Published in May 2022, the draft regulation on the European Health Data Space (EHDS) is part of a pre-existing body of legislation (NIS/NIS2, RGPD) that is currently being developed (DSA, DMA, Data Act, etc.). This body of work demonstrates the intense activity of the European Union when approaching the data economy as a whole. Indeed, the proposed EHDS regulation is the first text in the European data strategy to propose a data sharing framework for a specific sector.
The objectives of the proposed regulation are:
- To harmonize patient data management within the EU: usage, governance, etc.
- To simplify the conditions of access, with a particular focus on the secondary use of health data (to facilitate their consideration in creating public policies, in innovation, etc.);
- To set up a European infrastructure for cross-border use, such as HealthData@EU.
Whatever its final form, this regulation will have a major impact on the use of health data in Europe.
Why does this regulation matter?
The EHDS project aims to provide a framework for sharing health data. There are two significant aspects to this. The first one concerns the harmonization of the notion of secondary use of health data between different Member States. The second is to implement a robust technological infrastructure to enable the use of this data.
In concrete terms, the EHDS proposal aims to allow a Spanish patient traveling to Italy on vacation to access a prescription in a local pharmacy, or a doctor in an emergency room in France to access the basic health information of a Finnish patient. It should be mentioned that a prototype infrastructure already exists (MyHealth@EU).
However, the proposal as it stands would expand access to items such as medical test results and MRIs. There would also be mandatory interoperability and security requirements. This health data would be available to patients “immediately, free of charge [and] in an easy-to-read format“.
Is this a sign of awareness?
The text is ambitious as it is, but does it really reflect an awareness of the need to address the multifaceted threat to the health sector?
In this regard, it is always relevant to remember that the purpose of the law is the sharing of health data on a European scale. In other words, it does not deal with the protection or security of health data, as these aspects are already covered by other legislation (e.g., the NIS Directive2). Finally, given the ambition and objectives of the EHDS, the health data use framework is of major importance, overshadowing the techno-centric approach to security.
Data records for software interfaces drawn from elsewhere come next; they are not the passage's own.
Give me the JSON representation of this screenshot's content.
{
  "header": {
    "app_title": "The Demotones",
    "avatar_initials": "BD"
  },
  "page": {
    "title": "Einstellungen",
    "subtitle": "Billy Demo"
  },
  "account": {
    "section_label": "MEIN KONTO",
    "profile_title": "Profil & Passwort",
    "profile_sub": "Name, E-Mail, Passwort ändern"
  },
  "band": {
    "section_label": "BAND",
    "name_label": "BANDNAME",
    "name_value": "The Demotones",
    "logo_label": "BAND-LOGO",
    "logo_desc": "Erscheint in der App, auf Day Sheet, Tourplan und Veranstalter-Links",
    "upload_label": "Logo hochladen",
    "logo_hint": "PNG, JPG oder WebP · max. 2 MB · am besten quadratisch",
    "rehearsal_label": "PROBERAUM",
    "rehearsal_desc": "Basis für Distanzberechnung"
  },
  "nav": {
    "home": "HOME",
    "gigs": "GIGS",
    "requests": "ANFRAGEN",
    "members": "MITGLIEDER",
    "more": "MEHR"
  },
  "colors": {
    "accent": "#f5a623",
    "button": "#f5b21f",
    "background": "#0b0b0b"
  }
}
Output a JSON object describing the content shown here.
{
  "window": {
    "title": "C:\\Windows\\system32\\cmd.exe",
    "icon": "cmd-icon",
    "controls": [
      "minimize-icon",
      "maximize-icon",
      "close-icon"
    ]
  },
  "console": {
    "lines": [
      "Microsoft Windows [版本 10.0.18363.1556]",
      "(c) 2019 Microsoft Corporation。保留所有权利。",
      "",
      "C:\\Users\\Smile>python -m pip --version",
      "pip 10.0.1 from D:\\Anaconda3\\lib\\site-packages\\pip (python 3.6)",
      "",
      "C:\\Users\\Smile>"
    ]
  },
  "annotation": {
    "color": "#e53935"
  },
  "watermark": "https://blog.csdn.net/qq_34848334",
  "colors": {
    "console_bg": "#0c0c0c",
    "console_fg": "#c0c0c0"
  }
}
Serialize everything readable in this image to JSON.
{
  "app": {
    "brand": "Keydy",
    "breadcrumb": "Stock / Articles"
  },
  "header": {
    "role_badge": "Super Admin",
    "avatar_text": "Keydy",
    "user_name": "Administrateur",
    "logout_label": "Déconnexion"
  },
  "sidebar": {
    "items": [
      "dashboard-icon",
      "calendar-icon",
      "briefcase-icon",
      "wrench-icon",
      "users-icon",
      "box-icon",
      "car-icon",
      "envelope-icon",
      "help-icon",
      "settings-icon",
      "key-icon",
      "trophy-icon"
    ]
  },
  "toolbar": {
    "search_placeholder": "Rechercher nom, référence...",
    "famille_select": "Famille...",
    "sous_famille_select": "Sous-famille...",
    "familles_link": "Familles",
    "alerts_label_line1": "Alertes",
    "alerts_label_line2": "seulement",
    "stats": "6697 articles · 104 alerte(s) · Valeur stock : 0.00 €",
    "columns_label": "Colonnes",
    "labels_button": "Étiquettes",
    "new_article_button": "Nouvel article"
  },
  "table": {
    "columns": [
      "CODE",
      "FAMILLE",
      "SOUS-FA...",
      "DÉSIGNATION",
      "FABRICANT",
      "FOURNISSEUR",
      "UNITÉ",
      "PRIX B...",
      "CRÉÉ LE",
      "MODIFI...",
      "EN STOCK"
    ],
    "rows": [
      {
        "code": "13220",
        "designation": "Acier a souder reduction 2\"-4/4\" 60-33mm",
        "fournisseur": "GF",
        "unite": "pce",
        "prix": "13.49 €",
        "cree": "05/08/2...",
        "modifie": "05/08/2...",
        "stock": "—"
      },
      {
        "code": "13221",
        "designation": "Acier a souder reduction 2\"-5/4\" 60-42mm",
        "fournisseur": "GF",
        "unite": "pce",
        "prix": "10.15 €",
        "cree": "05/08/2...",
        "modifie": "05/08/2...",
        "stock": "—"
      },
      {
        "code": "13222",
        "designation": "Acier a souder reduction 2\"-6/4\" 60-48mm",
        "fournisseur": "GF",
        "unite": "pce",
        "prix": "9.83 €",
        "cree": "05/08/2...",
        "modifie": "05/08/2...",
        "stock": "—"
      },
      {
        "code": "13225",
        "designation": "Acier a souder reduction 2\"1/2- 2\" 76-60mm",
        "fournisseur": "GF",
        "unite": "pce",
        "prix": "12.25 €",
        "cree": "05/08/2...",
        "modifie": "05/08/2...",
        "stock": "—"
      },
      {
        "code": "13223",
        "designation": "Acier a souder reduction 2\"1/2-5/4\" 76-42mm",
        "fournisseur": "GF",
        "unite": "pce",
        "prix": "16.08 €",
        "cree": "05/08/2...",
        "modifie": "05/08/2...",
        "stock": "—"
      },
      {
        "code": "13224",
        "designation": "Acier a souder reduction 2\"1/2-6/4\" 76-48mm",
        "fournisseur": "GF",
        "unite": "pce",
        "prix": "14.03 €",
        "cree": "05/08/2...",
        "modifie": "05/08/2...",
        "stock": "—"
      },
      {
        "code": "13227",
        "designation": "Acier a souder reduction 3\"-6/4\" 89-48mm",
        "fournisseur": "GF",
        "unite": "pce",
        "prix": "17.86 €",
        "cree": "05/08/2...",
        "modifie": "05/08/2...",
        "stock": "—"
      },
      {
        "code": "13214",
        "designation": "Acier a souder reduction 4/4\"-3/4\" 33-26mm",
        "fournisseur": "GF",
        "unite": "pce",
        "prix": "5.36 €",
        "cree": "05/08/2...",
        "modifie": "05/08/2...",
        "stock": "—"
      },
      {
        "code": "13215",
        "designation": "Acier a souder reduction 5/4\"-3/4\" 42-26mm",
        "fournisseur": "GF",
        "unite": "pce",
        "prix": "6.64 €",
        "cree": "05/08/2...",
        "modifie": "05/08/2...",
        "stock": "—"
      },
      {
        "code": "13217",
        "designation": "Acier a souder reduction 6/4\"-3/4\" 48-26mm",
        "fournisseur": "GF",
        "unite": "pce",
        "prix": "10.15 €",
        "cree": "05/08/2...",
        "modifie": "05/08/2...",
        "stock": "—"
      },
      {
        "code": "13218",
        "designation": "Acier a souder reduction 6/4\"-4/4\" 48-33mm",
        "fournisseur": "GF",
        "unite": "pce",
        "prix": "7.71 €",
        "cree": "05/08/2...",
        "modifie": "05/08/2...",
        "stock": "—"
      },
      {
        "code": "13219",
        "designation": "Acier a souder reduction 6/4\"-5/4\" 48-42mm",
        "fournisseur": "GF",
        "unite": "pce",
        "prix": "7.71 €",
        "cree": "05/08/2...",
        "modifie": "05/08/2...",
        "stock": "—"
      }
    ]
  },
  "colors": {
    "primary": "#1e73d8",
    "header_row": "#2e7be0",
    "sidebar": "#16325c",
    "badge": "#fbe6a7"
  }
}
Thus, there are only a few technical security requirements in the EHDS proposal and they are limited to a couple of specific practices: the access and traceability requirements listed in Article 50. The obligation concerning data processing environments aims to provide security guarantees. These include restricted, identifiable and traceable access to data, and the compartmentalization of data according to the permits granted for the use cases.
The article also specifies that the auditability of these environments is mandatory. Finally, it mentions the security and interoperability criteria to which the players concerned by the regulation must adhere.
Beyond the need for protection
Regardless of the technical requirements for health data security, the main challenge remains the technical and technological implementation of such a “space”. At this stage, it raises issues related to data control. The question of control by the user is not sufficiently addressed. Even if a governance body is foreseen by the EHDS, it does not foresee, for example, patient representatives.
On the technological side, the text does not contemplate the creation of a centralized database of health data for European residents. The trend is to interconnect different data pools. It is important to understand the scope of the subject: the technological form must follow its function. In other words, designing governance, user pathways, mandatory points of passage, data formats and recourse approaches are the substance and the real challenge of EHDS. Responding to these questions cannot and should not begin with a technical approach.
In this sense, the questions related to the individuals’ rights and capacity to act are very delicate. Thus, the relationship between this proposed regulation and the RGPD will have to be taken into account. Generally speaking, the EHDS proposal, as it stands, weakens the rights and protections of individuals conferred by the RGPD: the EHDS would create a right of access that is not consistent with the current one on the RGPD.
In addition, the scope of the proposal may lead to situations of legal ambiguity with respect to wellness and health behavior applications and data. If these data are retained, the processing of personal data from wellness and other digital apps for secondary purposes should be subject to prior consent meaning of the GDPR. Finally, similar uncertainties exist in the relationship of this proposed sectoral regulation with cross-cutting texts. They will have to be resolved before we can talk about technical implementation.
Paving the future
Improving the quality of health data and facilitating their availability will allow us to better face current and future public health challenges (preventive medicine, epidemics, etc.). Thus, understanding the technical and technological implications of such a regulatory proposal becomes an obligation. This is especially true when we see unfolding before our eyes, across the Atlantic, the impossibility of controlling the future of women’s health data in the context of the criminalization of abortion.
Nowadays, the operational and security maintenance of digital health infrastructures and tools is under-resourced. However, with health data, we are at the crossroads of several points of particular tension: rapid technological evolution on the one hand, which comes with its own uncertainties, changes in the landscape of threats, specificities of health systems and data, complex combined requirements related to both data (formats and standards, for example) and system interoperability, changes in the business models of private providers of health products and services, and, of course, the involvement of individuals.